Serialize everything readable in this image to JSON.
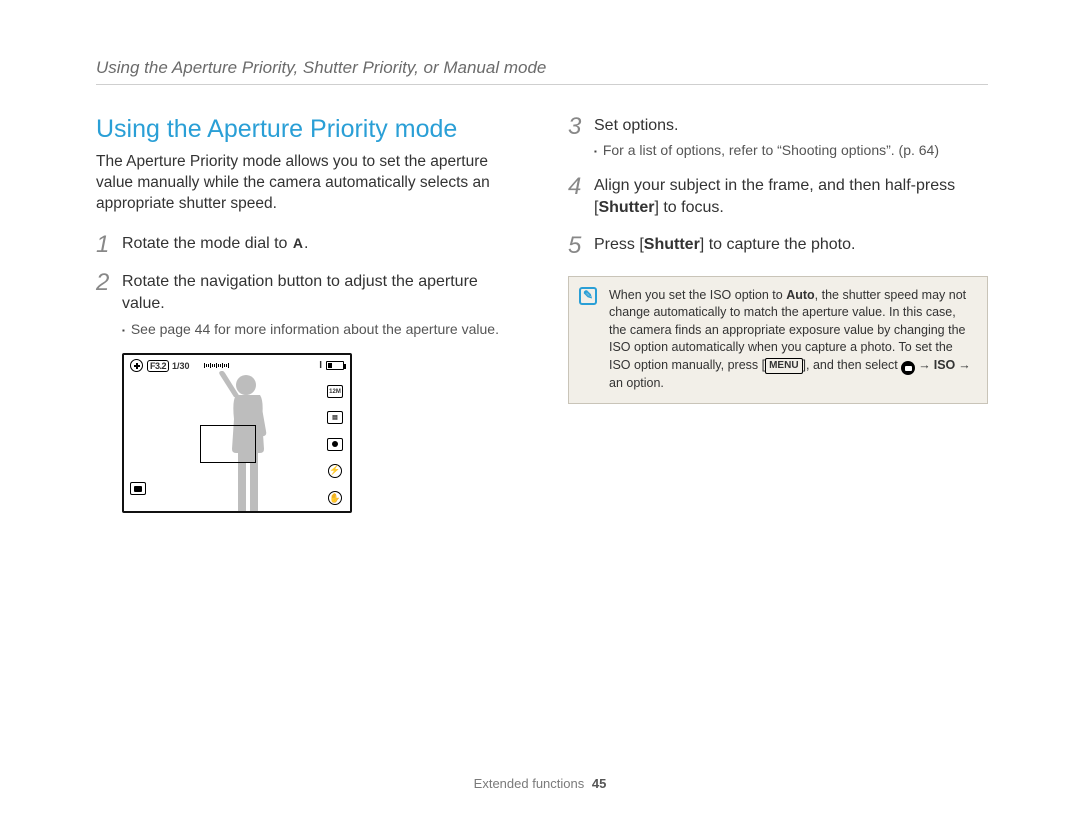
{
  "breadcrumb": "Using the Aperture Priority, Shutter Priority, or Manual mode",
  "heading": "Using the Aperture Priority mode",
  "intro": "The Aperture Priority mode allows you to set the aperture value manually while the camera automatically selects an appropriate shutter speed.",
  "steps": {
    "s1": {
      "num": "1",
      "pre": "Rotate the mode dial to ",
      "icon": "A",
      "post": "."
    },
    "s2": {
      "num": "2",
      "text": "Rotate the navigation button to adjust the aperture value.",
      "sub": "See page 44 for more information about the aperture value."
    },
    "s3": {
      "num": "3",
      "text": "Set options.",
      "sub": "For a list of options, refer to “Shooting options”. (p. 64)"
    },
    "s4": {
      "num": "4",
      "pre": "Align your subject in the frame, and then half-press [",
      "bold": "Shutter",
      "post": "] to focus."
    },
    "s5": {
      "num": "5",
      "pre": "Press [",
      "bold": "Shutter",
      "post": "] to capture the photo."
    }
  },
  "display": {
    "aperture_badge": "F3.2",
    "shutter": "1/30",
    "battery_label": "I",
    "quality_label": "12M",
    "right_icons": [
      "resolution-icon",
      "quality-icon",
      "metering-icon",
      "flash-icon",
      "stabilizer-icon"
    ]
  },
  "note": {
    "pre": "When you set the ISO option to ",
    "bold1": "Auto",
    "mid1": ", the shutter speed may not change automatically to match the aperture value. In this case, the camera finds an appropriate exposure value by changing the ISO option automatically when you capture a photo. To set the ISO option manually, press [",
    "menu": "MENU",
    "mid2": "], and then select ",
    "arrow1": "→",
    "bold2": "ISO",
    "arrow2": "→",
    "post": " an option."
  },
  "footer": {
    "section": "Extended functions",
    "page": "45"
  }
}
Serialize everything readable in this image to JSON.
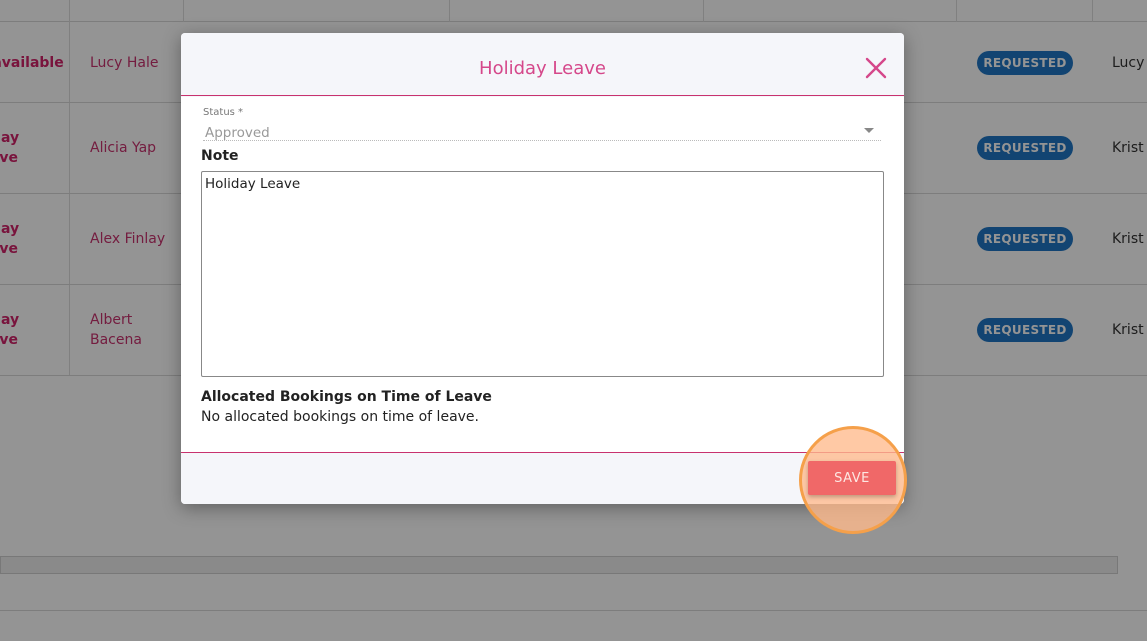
{
  "table": {
    "rows": [
      {
        "type": "Unavailable",
        "name": "Lucy Hale",
        "status": "REQUESTED",
        "approver": "Lucy"
      },
      {
        "type": "Holiday Leave",
        "name": "Alicia Yap",
        "status": "REQUESTED",
        "approver": "Krist"
      },
      {
        "type": "Holiday Leave",
        "name": "Alex Finlay",
        "status": "REQUESTED",
        "approver": "Krist"
      },
      {
        "type": "Holiday Leave",
        "name": "Albert Bacena",
        "status": "REQUESTED",
        "approver": "Krist"
      }
    ]
  },
  "modal": {
    "title": "Holiday Leave",
    "status_label": "Status *",
    "status_value": "Approved",
    "note_label": "Note",
    "note_value": "Holiday Leave",
    "allocated_title": "Allocated Bookings on Time of Leave",
    "allocated_text": "No allocated bookings on time of leave.",
    "save_label": "SAVE"
  },
  "colors": {
    "accent": "#d5478a",
    "status_pill": "#1f76c4",
    "save_button": "#f06868",
    "highlight": "#f5a04a"
  },
  "icons": {
    "close": "close-icon",
    "dropdown": "chevron-down-icon"
  }
}
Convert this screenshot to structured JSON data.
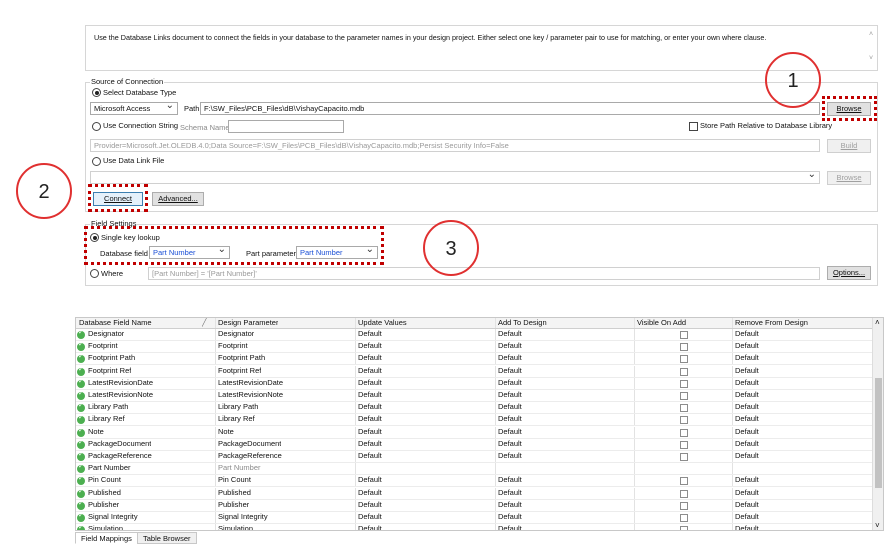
{
  "description": {
    "text": "Use the Database Links document to connect the fields in your database to the parameter names in your design project. Either select one key / parameter pair to use for matching, or enter your own where clause."
  },
  "connection": {
    "group_title": "Source of Connection",
    "select_db_type_label": "Select Database Type",
    "db_type_value": "Microsoft Access",
    "path_label": "Path",
    "path_value": "F:\\SW_Files\\PCB_Files\\dB\\VishayCapacito.mdb",
    "browse_label": "Browse",
    "use_conn_string_label": "Use Connection String",
    "schema_name_placeholder": "Schema Name",
    "store_path_label": "Store Path Relative to Database Library",
    "conn_string_value": "Provider=Microsoft.Jet.OLEDB.4.0;Data Source=F:\\SW_Files\\PCB_Files\\dB\\VishayCapacito.mdb;Persist Security Info=False",
    "build_label": "Build",
    "use_data_link_label": "Use Data Link File",
    "browse2_label": "Browse",
    "connect_label": "Connect",
    "advanced_label": "Advanced..."
  },
  "field_settings": {
    "group_title": "Field Settings",
    "single_key_label": "Single key lookup",
    "database_field_label": "Database field",
    "database_field_value": "Part Number",
    "part_parameter_label": "Part parameter",
    "part_parameter_value": "Part Number",
    "where_label": "Where",
    "where_value": "[Part Number] = '[Part Number]'",
    "options_label": "Options..."
  },
  "annotations": [
    "1",
    "2",
    "3"
  ],
  "table": {
    "headers": [
      "Database Field Name",
      "Design Parameter",
      "Update Values",
      "Add To Design",
      "Visible On Add",
      "Remove From Design"
    ],
    "rows": [
      [
        "Designator",
        "Designator",
        "Default",
        "Default",
        "",
        "Default"
      ],
      [
        "Footprint",
        "Footprint",
        "Default",
        "Default",
        "",
        "Default"
      ],
      [
        "Footprint Path",
        "Footprint Path",
        "Default",
        "Default",
        "",
        "Default"
      ],
      [
        "Footprint Ref",
        "Footprint Ref",
        "Default",
        "Default",
        "",
        "Default"
      ],
      [
        "LatestRevisionDate",
        "LatestRevisionDate",
        "Default",
        "Default",
        "",
        "Default"
      ],
      [
        "LatestRevisionNote",
        "LatestRevisionNote",
        "Default",
        "Default",
        "",
        "Default"
      ],
      [
        "Library Path",
        "Library Path",
        "Default",
        "Default",
        "",
        "Default"
      ],
      [
        "Library Ref",
        "Library Ref",
        "Default",
        "Default",
        "",
        "Default"
      ],
      [
        "Note",
        "Note",
        "Default",
        "Default",
        "",
        "Default"
      ],
      [
        "PackageDocument",
        "PackageDocument",
        "Default",
        "Default",
        "",
        "Default"
      ],
      [
        "PackageReference",
        "PackageReference",
        "Default",
        "Default",
        "",
        "Default"
      ],
      [
        "Part Number",
        "Part Number",
        "",
        "",
        "",
        ""
      ],
      [
        "Pin Count",
        "Pin Count",
        "Default",
        "Default",
        "",
        "Default"
      ],
      [
        "Published",
        "Published",
        "Default",
        "Default",
        "",
        "Default"
      ],
      [
        "Publisher",
        "Publisher",
        "Default",
        "Default",
        "",
        "Default"
      ],
      [
        "Signal Integrity",
        "Signal Integrity",
        "Default",
        "Default",
        "",
        "Default"
      ],
      [
        "Simulation",
        "Simulation",
        "Default",
        "Default",
        "",
        "Default"
      ]
    ]
  },
  "tabs": [
    "Field Mappings",
    "Table Browser"
  ],
  "colors": {
    "annotation_red": "#c00000",
    "ok_green": "#4caf50",
    "link_blue": "#1a4fd6"
  }
}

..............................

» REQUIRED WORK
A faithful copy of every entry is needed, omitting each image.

» TASK ANSWER
Serialize everything readable in this image to JSON.
{
  "breadcrumb": "Using the Aperture Priority, Shutter Priority, or Manual mode",
  "heading": "Using the Aperture Priority mode",
  "intro": "The Aperture Priority mode allows you to set the aperture value manually while the camera automatically selects an appropriate shutter speed.",
  "steps": {
    "s1": {
      "num": "1",
      "pre": "Rotate the mode dial to ",
      "icon": "A",
      "post": "."
    },
    "s2": {
      "num": "2",
      "text": "Rotate the navigation button to adjust the aperture value.",
      "sub": "See page 44 for more information about the aperture value."
    },
    "s3": {
      "num": "3",
      "text": "Set options.",
      "sub": "For a list of options, refer to “Shooting options”. (p. 64)"
    },
    "s4": {
      "num": "4",
      "pre": "Align your subject in the frame, and then half-press [",
      "bold": "Shutter",
      "post": "] to focus."
    },
    "s5": {
      "num": "5",
      "pre": "Press [",
      "bold": "Shutter",
      "post": "] to capture the photo."
    }
  },
  "display": {
    "aperture_badge": "F3.2",
    "shutter": "1/30",
    "battery_label": "I",
    "quality_label": "12M",
    "right_icons": [
      "resolution-icon",
      "quality-icon",
      "metering-icon",
      "flash-icon",
      "stabilizer-icon"
    ]
  },
  "note": {
    "pre": "When you set the ISO option to ",
    "bold1": "Auto",
    "mid1": ", the shutter speed may not change automatically to match the aperture value. In this case, the camera finds an appropriate exposure value by changing the ISO option automatically when you capture a photo. To set the ISO option manually, press [",
    "menu": "MENU",
    "mid2": "], and then select ",
    "arrow1": "→",
    "bold2": "ISO",
    "arrow2": "→",
    "post": " an option."
  },
  "footer": {
    "section": "Extended functions",
    "page": "45"
  }
}
Serialize everything readable in this image to JSON.
{
  "table": {
    "rows": [
      {
        "type": "Unavailable",
        "name": "Lucy Hale",
        "status": "REQUESTED",
        "approver": "Lucy"
      },
      {
        "type": "Holiday Leave",
        "name": "Alicia Yap",
        "status": "REQUESTED",
        "approver": "Krist"
      },
      {
        "type": "Holiday Leave",
        "name": "Alex Finlay",
        "status": "REQUESTED",
        "approver": "Krist"
      },
      {
        "type": "Holiday Leave",
        "name": "Albert Bacena",
        "status": "REQUESTED",
        "approver": "Krist"
      }
    ]
  },
  "modal": {
    "title": "Holiday Leave",
    "status_label": "Status *",
    "status_value": "Approved",
    "note_label": "Note",
    "note_value": "Holiday Leave",
    "allocated_title": "Allocated Bookings on Time of Leave",
    "allocated_text": "No allocated bookings on time of leave.",
    "save_label": "SAVE"
  },
  "colors": {
    "accent": "#d5478a",
    "status_pill": "#1f76c4",
    "save_button": "#f06868",
    "highlight": "#f5a04a"
  },
  "icons": {
    "close": "close-icon",
    "dropdown": "chevron-down-icon"
  }
}
Convert this screenshot to structured JSON data.
{
  "description": {
    "text": "Use the Database Links document to connect the fields in your database to the parameter names in your design project. Either select one key / parameter pair to use for matching, or enter your own where clause."
  },
  "connection": {
    "group_title": "Source of Connection",
    "select_db_type_label": "Select Database Type",
    "db_type_value": "Microsoft Access",
    "path_label": "Path",
    "path_value": "F:\\SW_Files\\PCB_Files\\dB\\VishayCapacito.mdb",
    "browse_label": "Browse",
    "use_conn_string_label": "Use Connection String",
    "schema_name_placeholder": "Schema Name",
    "store_path_label": "Store Path Relative to Database Library",
    "conn_string_value": "Provider=Microsoft.Jet.OLEDB.4.0;Data Source=F:\\SW_Files\\PCB_Files\\dB\\VishayCapacito.mdb;Persist Security Info=False",
    "build_label": "Build",
    "use_data_link_label": "Use Data Link File",
    "browse2_label": "Browse",
    "connect_label": "Connect",
    "advanced_label": "Advanced..."
  },
  "field_settings": {
    "group_title": "Field Settings",
    "single_key_label": "Single key lookup",
    "database_field_label": "Database field",
    "database_field_value": "Part Number",
    "part_parameter_label": "Part parameter",
    "part_parameter_value": "Part Number",
    "where_label": "Where",
    "where_value": "[Part Number] = '[Part Number]'",
    "options_label": "Options..."
  },
  "annotations": [
    "1",
    "2",
    "3"
  ],
  "table": {
    "headers": [
      "Database Field Name",
      "Design Parameter",
      "Update Values",
      "Add To Design",
      "Visible On Add",
      "Remove From Design"
    ],
    "rows": [
      [
        "Designator",
        "Designator",
        "Default",
        "Default",
        "",
        "Default"
      ],
      [
        "Footprint",
        "Footprint",
        "Default",
        "Default",
        "",
        "Default"
      ],
      [
        "Footprint Path",
        "Footprint Path",
        "Default",
        "Default",
        "",
        "Default"
      ],
      [
        "Footprint Ref",
        "Footprint Ref",
        "Default",
        "Default",
        "",
        "Default"
      ],
      [
        "LatestRevisionDate",
        "LatestRevisionDate",
        "Default",
        "Default",
        "",
        "Default"
      ],
      [
        "LatestRevisionNote",
        "LatestRevisionNote",
        "Default",
        "Default",
        "",
        "Default"
      ],
      [
        "Library Path",
        "Library Path",
        "Default",
        "Default",
        "",
        "Default"
      ],
      [
        "Library Ref",
        "Library Ref",
        "Default",
        "Default",
        "",
        "Default"
      ],
      [
        "Note",
        "Note",
        "Default",
        "Default",
        "",
        "Default"
      ],
      [
        "PackageDocument",
        "PackageDocument",
        "Default",
        "Default",
        "",
        "Default"
      ],
      [
        "PackageReference",
        "PackageReference",
        "Default",
        "Default",
        "",
        "Default"
      ],
      [
        "Part Number",
        "Part Number",
        "",
        "",
        "",
        ""
      ],
      [
        "Pin Count",
        "Pin Count",
        "Default",
        "Default",
        "",
        "Default"
      ],
      [
        "Published",
        "Published",
        "Default",
        "Default",
        "",
        "Default"
      ],
      [
        "Publisher",
        "Publisher",
        "Default",
        "Default",
        "",
        "Default"
      ],
      [
        "Signal Integrity",
        "Signal Integrity",
        "Default",
        "Default",
        "",
        "Default"
      ],
      [
        "Simulation",
        "Simulation",
        "Default",
        "Default",
        "",
        "Default"
      ]
    ]
  },
  "tabs": [
    "Field Mappings",
    "Table Browser"
  ],
  "colors": {
    "annotation_red": "#c00000",
    "ok_green": "#4caf50",
    "link_blue": "#1a4fd6"
  }
}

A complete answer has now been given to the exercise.